- Maintain strong bones. Weight-bearing aerobic activities that involve lifting or pushing your own body weight, such as walking, jogging, or dancing, help to maintain strong bones.
Activity to Strengthen Muscles
These activities make you push or pull against something, such as gravity, weights, or exercise bands. Aim for at least 2 days a week. Strengthening exercises should focus on working the major muscle groups of the body, such as the chest, back, abdominals, legs, and arms. Allow at least 1 day of rest for your muscles to recover and rebuild before working the same muscle groups. Try these options:
- Lift weights.
- Use canned food or books as weights.
- Do push-ups or pull-ups.
- Work with resistance bands (large rubber bands).
- Do heavy gardening (digging, lifting, carrying).
Benefits Of Activity To Strengthen Muscles
Doing regular activities to strengthen your muscles may help you …
- Use more calories. Not only do strengthening exercises burn calories, but having more muscle means you will burn slightly more calories throughout the day—even when you are sitting still.
- Reduce injury. Stronger muscles improve balance and support your joints, lowering the risk of injury.
- Maintain strong bones. Doing strengthening exercises regularly helps build bone and may prevent bone loss as you age.
How do I get started?
You don't have to be an athlete to benefit from regular physical activity. Even modest amounts of physical activity can improve your health. If you have been inactive for a while, you may want to start with easier activities, such as walking at a gentle pace. This lets you build up to more intense activity without getting hurt. Start with small, specific goals, like walking briskly 10 minutes a day, 3 days a week, and build up slowly from there. Keep an activity log to track your progress. You can refer to the sample activity log. As you become more fit, slowly increase your pace, the length of time you are active, and how often you are active.
Try these activities to add more movement to your daily life:
- Choose parking spots that are farther away from where you are going and walk the last few blocks. (Make sure the places you park and walk are well lit.)
- Walk around the inside of a mall in bad weather.
- Rake the leaves, wash the car, or do brisk housecleaning.
- Visit museums or the zoo. Many of these places are free. You and your family can walk for hours and not realize it.
- Take a break from sitting at the computer or TV. Go for a short walk or stretch.
- If your time is limited, do 10 minutes of exercise at a time. Spread these bursts of activity out throughout the day. Every little bit counts!
Being Good To Yourself
Many people feel stress in their daily lives. Stress can cause you to overeat, feel tired, and not want to do anything. Healthy eating and regular physical activity may help offset the effects of stress. Try some of these other ideas to help relieve stress and stay on track with improving your health:
- Get plenty of sleep.
- Practice deep breathing while relaxing your muscles one at a time.

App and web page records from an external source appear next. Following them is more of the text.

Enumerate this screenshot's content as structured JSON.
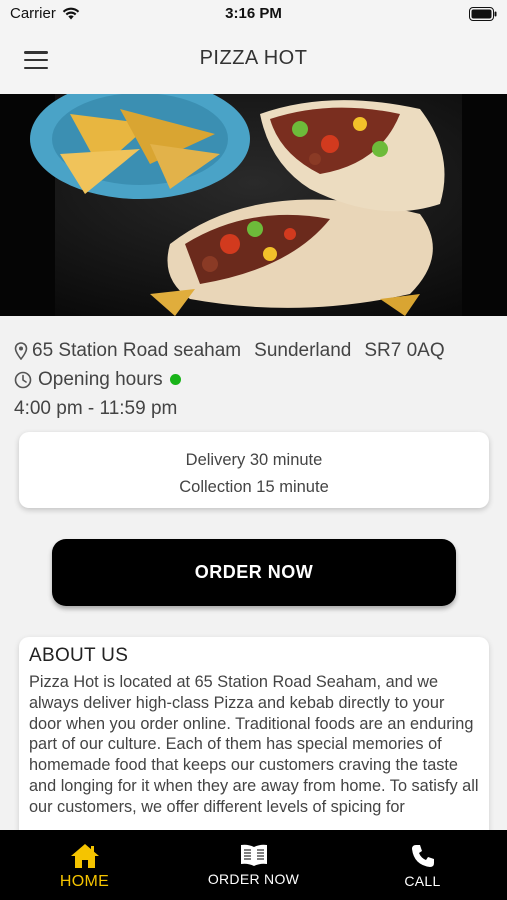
{
  "status_bar": {
    "carrier": "Carrier",
    "time": "3:16 PM"
  },
  "header": {
    "title": "PIZZA HOT",
    "menu_icon": "hamburger-menu-icon"
  },
  "hero": {
    "image_subject": "kebab wrap with nachos"
  },
  "info": {
    "address_parts": [
      "65 Station Road seaham",
      "Sunderland",
      "SR7 0AQ"
    ],
    "opening_label": "Opening hours",
    "open_status_color": "#19b419",
    "hours": "4:00 pm - 11:59 pm"
  },
  "delivery": {
    "delivery_text": "Delivery 30 minute",
    "collection_text": "Collection 15 minute"
  },
  "order_button": {
    "label": "ORDER NOW"
  },
  "about": {
    "title": "ABOUT US",
    "text": "Pizza Hot is located at 65 Station Road Seaham, and we always deliver high-class Pizza and kebab directly to your door when you order online. Traditional foods are an enduring part of our culture. Each of them has special memories of homemade food that keeps our customers craving the taste and longing for it when they are away from home.  To satisfy all our customers, we offer different levels of spicing for"
  },
  "tabs": [
    {
      "label": "HOME",
      "icon": "home-icon",
      "active": true
    },
    {
      "label": "ORDER NOW",
      "icon": "menu-book-icon",
      "active": false
    },
    {
      "label": "CALL",
      "icon": "phone-icon",
      "active": false
    }
  ],
  "colors": {
    "accent": "#f5c400",
    "tab_bar": "#000000",
    "button": "#000000"
  }
}
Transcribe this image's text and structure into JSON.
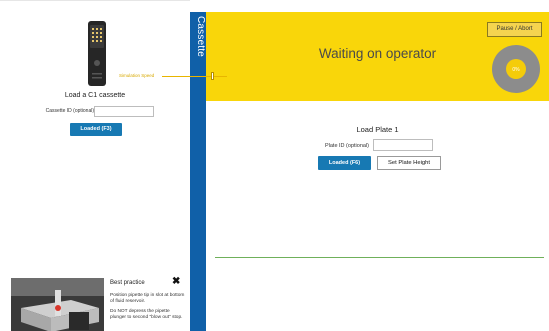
{
  "left_panel": {
    "load_label": "Load a C1 cassette",
    "cassette_id_label": "Cassette ID (optional)",
    "cassette_id_value": "",
    "loaded_button": "Loaded (F3)"
  },
  "best_practice": {
    "title": "Best practice",
    "close_glyph": "✖",
    "line1": "Position pipette tip in slot at bottom of fluid reservoir.",
    "line2": "Do NOT depress the pipette plunger to second \"blow out\" stop."
  },
  "tab": {
    "label": "Cassette"
  },
  "header": {
    "status": "Waiting on operator",
    "speed_label": "Simulation Speed",
    "speed_level": 0.78,
    "pause_button": "Pause / Abort",
    "progress_text": "0%",
    "progress_value": 0
  },
  "plate": {
    "title": "Load Plate 1",
    "plate_id_label": "Plate ID (optional)",
    "plate_id_value": "",
    "loaded_button": "Loaded (F6)",
    "set_height_button": "Set Plate Height"
  },
  "colors": {
    "accent_blue": "#1779b3",
    "tab_blue": "#1060a8",
    "header_yellow": "#f9d60a",
    "progress_gray": "#8c8c8c",
    "progress_center": "#f4cc0a",
    "divider_green": "#6fb05a"
  },
  "icons": {
    "cassette_device": "cassette-device-icon",
    "pipette_photo": "pipette-photo",
    "close": "close-icon",
    "progress_ring": "progress-ring-icon"
  }
}
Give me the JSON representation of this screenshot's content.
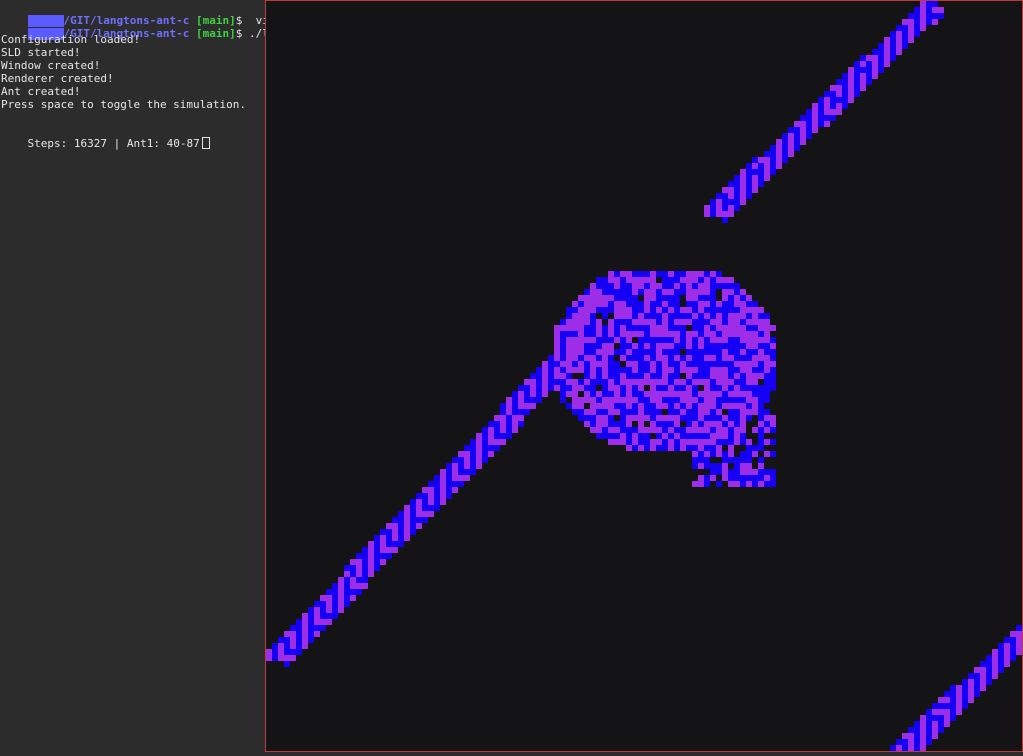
{
  "terminal": {
    "prompt_user_color": "#5b5bff",
    "lines": [
      {
        "type": "prompt",
        "path": "/GIT/langtons-ant-c",
        "branch": "[main]",
        "dollar": "$",
        "command": "  vim"
      },
      {
        "type": "prompt",
        "path": "/GIT/langtons-ant-c",
        "branch": "[main]",
        "dollar": "$",
        "command": " ./lar"
      },
      {
        "type": "text",
        "text": "Configuration loaded!"
      },
      {
        "type": "text",
        "text": "SLD started!"
      },
      {
        "type": "text",
        "text": "Window created!"
      },
      {
        "type": "text",
        "text": "Renderer created!"
      },
      {
        "type": "text",
        "text": "Ant created!"
      },
      {
        "type": "text",
        "text": "Press space to toggle the simulation."
      },
      {
        "type": "blank",
        "text": ""
      },
      {
        "type": "status",
        "text": "Steps: 16327 | Ant1: 40-87"
      }
    ]
  },
  "simulation": {
    "background": "#141417",
    "border_color": "#c03a3a",
    "cell_colors": [
      "#1500f5",
      "#9d2de6"
    ]
  }
}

- Take a break and go for a walk.
- Add short stretch breaks to your day.
- Try a new hobby or any activity that sparks your interest.

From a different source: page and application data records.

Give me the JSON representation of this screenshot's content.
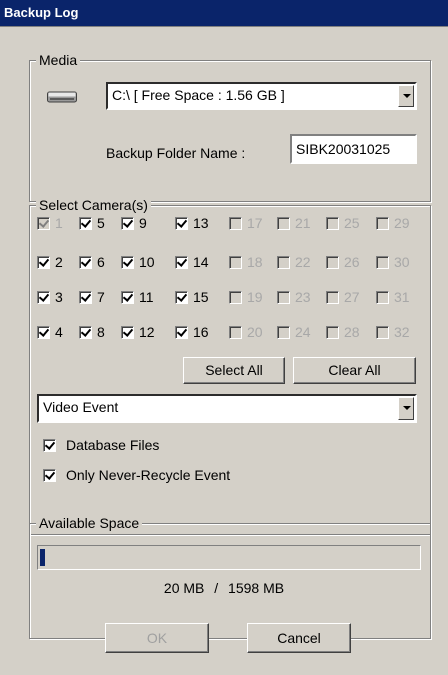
{
  "window": {
    "title": "Backup Log"
  },
  "media": {
    "legend": "Media",
    "drive_value": "C:\\ [ Free Space : 1.56 GB ]",
    "folder_label": "Backup Folder Name :",
    "folder_value": "SIBK20031025"
  },
  "cameras": {
    "legend": "Select Camera(s)",
    "items": [
      {
        "label": "1",
        "checked": true,
        "enabled": false
      },
      {
        "label": "2",
        "checked": true,
        "enabled": true
      },
      {
        "label": "3",
        "checked": true,
        "enabled": true
      },
      {
        "label": "4",
        "checked": true,
        "enabled": true
      },
      {
        "label": "5",
        "checked": true,
        "enabled": true
      },
      {
        "label": "6",
        "checked": true,
        "enabled": true
      },
      {
        "label": "7",
        "checked": true,
        "enabled": true
      },
      {
        "label": "8",
        "checked": true,
        "enabled": true
      },
      {
        "label": "9",
        "checked": true,
        "enabled": true
      },
      {
        "label": "10",
        "checked": true,
        "enabled": true
      },
      {
        "label": "11",
        "checked": true,
        "enabled": true
      },
      {
        "label": "12",
        "checked": true,
        "enabled": true
      },
      {
        "label": "13",
        "checked": true,
        "enabled": true
      },
      {
        "label": "14",
        "checked": true,
        "enabled": true
      },
      {
        "label": "15",
        "checked": true,
        "enabled": true
      },
      {
        "label": "16",
        "checked": true,
        "enabled": true
      },
      {
        "label": "17",
        "checked": false,
        "enabled": false
      },
      {
        "label": "18",
        "checked": false,
        "enabled": false
      },
      {
        "label": "19",
        "checked": false,
        "enabled": false
      },
      {
        "label": "20",
        "checked": false,
        "enabled": false
      },
      {
        "label": "21",
        "checked": false,
        "enabled": false
      },
      {
        "label": "22",
        "checked": false,
        "enabled": false
      },
      {
        "label": "23",
        "checked": false,
        "enabled": false
      },
      {
        "label": "24",
        "checked": false,
        "enabled": false
      },
      {
        "label": "25",
        "checked": false,
        "enabled": false
      },
      {
        "label": "26",
        "checked": false,
        "enabled": false
      },
      {
        "label": "27",
        "checked": false,
        "enabled": false
      },
      {
        "label": "28",
        "checked": false,
        "enabled": false
      },
      {
        "label": "29",
        "checked": false,
        "enabled": false
      },
      {
        "label": "30",
        "checked": false,
        "enabled": false
      },
      {
        "label": "31",
        "checked": false,
        "enabled": false
      },
      {
        "label": "32",
        "checked": false,
        "enabled": false
      }
    ],
    "select_all_label": "Select All",
    "clear_all_label": "Clear All",
    "event_type_value": "Video Event",
    "database_files_label": "Database Files",
    "database_files_checked": true,
    "never_recycle_label": "Only Never-Recycle Event",
    "never_recycle_checked": true
  },
  "space": {
    "legend": "Available Space",
    "used_fraction": 0.0125,
    "used_text": "20 MB",
    "separator": "/",
    "total_text": "1598 MB"
  },
  "buttons": {
    "ok_label": "OK",
    "cancel_label": "Cancel"
  },
  "icons": {
    "drive": "hard-drive-icon",
    "dropdown": "chevron-down-icon"
  },
  "colors": {
    "titlebar": "#0a246a",
    "face": "#d4d0c8",
    "progress": "#0a246a"
  }
}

- Surround yourself with people whose company you enjoy.
A balanced eating plan, regular physical activity, and stress relief may help you stay healthy for life.
Lifespan Tip Sheet For Adults

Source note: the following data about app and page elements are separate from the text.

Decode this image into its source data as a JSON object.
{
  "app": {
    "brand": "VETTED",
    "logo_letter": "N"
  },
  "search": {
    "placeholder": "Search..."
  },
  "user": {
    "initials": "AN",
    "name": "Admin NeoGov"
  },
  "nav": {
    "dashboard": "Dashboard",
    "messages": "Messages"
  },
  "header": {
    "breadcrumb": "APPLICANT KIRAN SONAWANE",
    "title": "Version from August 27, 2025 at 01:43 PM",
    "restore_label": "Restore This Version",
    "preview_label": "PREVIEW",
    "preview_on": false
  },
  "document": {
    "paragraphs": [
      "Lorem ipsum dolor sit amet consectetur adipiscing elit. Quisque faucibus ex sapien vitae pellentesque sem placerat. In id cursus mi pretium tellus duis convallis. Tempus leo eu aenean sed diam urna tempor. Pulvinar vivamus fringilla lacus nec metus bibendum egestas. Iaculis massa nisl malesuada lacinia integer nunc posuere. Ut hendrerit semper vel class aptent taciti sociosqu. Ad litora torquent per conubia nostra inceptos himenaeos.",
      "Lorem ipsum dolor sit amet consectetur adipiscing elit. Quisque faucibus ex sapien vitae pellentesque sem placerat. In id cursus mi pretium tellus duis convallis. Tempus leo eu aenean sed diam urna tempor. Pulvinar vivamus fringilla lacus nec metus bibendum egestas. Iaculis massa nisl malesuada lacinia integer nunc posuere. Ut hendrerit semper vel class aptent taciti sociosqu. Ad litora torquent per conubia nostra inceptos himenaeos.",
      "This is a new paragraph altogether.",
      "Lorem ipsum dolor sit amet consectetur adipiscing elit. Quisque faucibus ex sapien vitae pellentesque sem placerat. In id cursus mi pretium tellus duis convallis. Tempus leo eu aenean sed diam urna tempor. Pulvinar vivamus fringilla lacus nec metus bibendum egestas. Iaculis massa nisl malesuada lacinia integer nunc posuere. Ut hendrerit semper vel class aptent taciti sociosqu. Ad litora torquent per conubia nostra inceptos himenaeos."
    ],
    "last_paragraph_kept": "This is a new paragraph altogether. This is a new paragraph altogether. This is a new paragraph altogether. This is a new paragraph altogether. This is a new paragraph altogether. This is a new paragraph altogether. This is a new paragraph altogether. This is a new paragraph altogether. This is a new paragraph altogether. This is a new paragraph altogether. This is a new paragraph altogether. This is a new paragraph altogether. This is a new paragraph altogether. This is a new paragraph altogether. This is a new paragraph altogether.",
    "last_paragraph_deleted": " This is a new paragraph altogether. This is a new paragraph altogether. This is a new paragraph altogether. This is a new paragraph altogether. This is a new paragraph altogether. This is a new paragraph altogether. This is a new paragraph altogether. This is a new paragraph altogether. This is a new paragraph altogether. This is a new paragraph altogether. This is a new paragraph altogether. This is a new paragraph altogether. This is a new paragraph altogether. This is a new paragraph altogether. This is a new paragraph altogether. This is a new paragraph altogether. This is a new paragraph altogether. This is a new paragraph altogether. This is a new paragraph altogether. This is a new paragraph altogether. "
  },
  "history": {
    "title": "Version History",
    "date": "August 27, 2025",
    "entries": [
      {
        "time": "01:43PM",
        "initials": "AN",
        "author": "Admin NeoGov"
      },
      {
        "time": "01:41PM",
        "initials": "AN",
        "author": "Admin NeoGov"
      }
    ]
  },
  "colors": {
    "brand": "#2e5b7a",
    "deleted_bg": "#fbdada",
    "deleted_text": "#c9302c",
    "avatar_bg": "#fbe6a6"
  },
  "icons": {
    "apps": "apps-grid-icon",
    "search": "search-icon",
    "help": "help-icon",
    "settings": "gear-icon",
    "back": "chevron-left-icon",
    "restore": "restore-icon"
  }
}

- Eat breakfast every day. People who eat breakfast are less likely to overeat later in the day.
- Choose whole grains more often. Try whole-wheat breads and pastas, oatmeal, or brown rice.
- Select a mix of colorful vegetables each day. Vegetables of different colors provide different nutrients. Try collards, kale, spinach, squash, sweet potatoes, and tomatoes.
- Have low-fat, low-sugar snacks on hand at home, at work, or on the go to combat hunger and prevent overeating.
- At restaurants, eat only half your meal and take the rest home.
- Visit museums, the zoo, or an aquarium. You and your family can walk for hours and not realize it.
- Take a walk after dinner instead of watching TV.
- Get plenty of sleep.
U.S. DEPARTMENT OF HEALTH AND HUMAN SERVICES
National Institutes of Health
Adapted from NIH Publication No. 04-4992